-- WHAT YOU SHOULD DO --
Print out the full listing, exactly.

-- SUPPLIED INFORMATION --
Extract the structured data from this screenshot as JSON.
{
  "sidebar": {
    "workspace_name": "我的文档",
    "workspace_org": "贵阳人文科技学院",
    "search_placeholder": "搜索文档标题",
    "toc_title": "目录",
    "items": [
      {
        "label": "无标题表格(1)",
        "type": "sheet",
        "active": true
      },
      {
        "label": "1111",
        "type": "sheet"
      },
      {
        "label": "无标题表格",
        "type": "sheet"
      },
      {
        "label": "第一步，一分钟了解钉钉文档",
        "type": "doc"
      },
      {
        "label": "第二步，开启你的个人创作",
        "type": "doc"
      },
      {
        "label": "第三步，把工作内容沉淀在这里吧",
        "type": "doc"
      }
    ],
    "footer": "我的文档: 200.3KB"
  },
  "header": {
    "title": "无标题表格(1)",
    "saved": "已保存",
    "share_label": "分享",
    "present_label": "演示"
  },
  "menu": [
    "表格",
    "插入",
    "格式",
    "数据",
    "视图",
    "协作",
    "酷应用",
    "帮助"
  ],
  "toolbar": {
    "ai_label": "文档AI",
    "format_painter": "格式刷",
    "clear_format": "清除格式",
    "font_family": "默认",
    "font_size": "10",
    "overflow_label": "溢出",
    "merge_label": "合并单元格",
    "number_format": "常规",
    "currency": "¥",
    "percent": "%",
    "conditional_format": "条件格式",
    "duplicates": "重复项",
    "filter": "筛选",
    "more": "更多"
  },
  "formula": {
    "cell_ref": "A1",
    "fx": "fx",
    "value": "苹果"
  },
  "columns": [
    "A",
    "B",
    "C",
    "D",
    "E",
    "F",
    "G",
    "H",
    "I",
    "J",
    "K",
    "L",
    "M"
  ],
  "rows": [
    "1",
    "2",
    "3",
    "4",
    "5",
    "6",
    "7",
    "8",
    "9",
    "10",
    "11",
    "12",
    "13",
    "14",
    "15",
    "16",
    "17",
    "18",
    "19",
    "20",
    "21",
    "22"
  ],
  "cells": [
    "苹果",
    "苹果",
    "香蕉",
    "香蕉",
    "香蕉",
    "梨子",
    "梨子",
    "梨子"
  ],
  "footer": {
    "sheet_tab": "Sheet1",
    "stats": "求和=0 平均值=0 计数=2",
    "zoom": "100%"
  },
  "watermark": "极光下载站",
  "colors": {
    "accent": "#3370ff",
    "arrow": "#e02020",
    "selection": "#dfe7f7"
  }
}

-- EXERCISE SOLUTION --
Extract the structured data from this screenshot as JSON.
{
  "sidebar": {
    "workspace_name": "我的文档",
    "workspace_org": "贵阳人文科技学院",
    "search_placeholder": "搜索文档标题",
    "toc_title": "目录",
    "items": [
      {
        "label": "无标题表格(1)",
        "type": "sheet",
        "active": true
      },
      {
        "label": "1111",
        "type": "sheet"
      },
      {
        "label": "无标题表格",
        "type": "sheet"
      },
      {
        "label": "第一步，一分钟了解钉钉文档",
        "type": "doc"
      },
      {
        "label": "第二步，开启你的个人创作",
        "type": "doc"
      },
      {
        "label": "第三步，把工作内容沉淀在这里吧",
        "type": "doc"
      }
    ],
    "footer": "我的文档: 200.3KB"
  },
  "header": {
    "title": "无标题表格(1)",
    "saved": "已保存",
    "share_label": "分享",
    "present_label": "演示"
  },
  "menu": [
    "表格",
    "插入",
    "格式",
    "数据",
    "视图",
    "协作",
    "酷应用",
    "帮助"
  ],
  "toolbar": {
    "ai_label": "文档AI",
    "format_painter": "格式刷",
    "clear_format": "清除格式",
    "font_family": "默认",
    "font_size": "10",
    "overflow_label": "溢出",
    "merge_label": "合并单元格",
    "number_format": "常规",
    "currency": "¥",
    "percent": "%",
    "conditional_format": "条件格式",
    "duplicates": "重复项",
    "filter": "筛选",
    "more": "更多"
  },
  "formula": {
    "cell_ref": "A1",
    "fx": "fx",
    "value": "苹果"
  },
  "columns": [
    "A",
    "B",
    "C",
    "D",
    "E",
    "F",
    "G",
    "H",
    "I",
    "J",
    "K",
    "L",
    "M"
  ],
  "rows": [
    "1",
    "2",
    "3",
    "4",
    "5",
    "6",
    "7",
    "8",
    "9",
    "10",
    "11",
    "12",
    "13",
    "14",
    "15",
    "16",
    "17",
    "18",
    "19",
    "20",
    "21",
    "22"
  ],
  "cells": [
    "苹果",
    "苹果",
    "香蕉",
    "香蕉",
    "香蕉",
    "梨子",
    "梨子",
    "梨子"
  ],
  "footer": {
    "sheet_tab": "Sheet1",
    "stats": "求和=0 平均值=0 计数=2",
    "zoom": "100%"
  },
  "watermark": "极光下载站",
  "colors": {
    "accent": "#3370ff",
    "arrow": "#e02020",
    "selection": "#dfe7f7"
  }
}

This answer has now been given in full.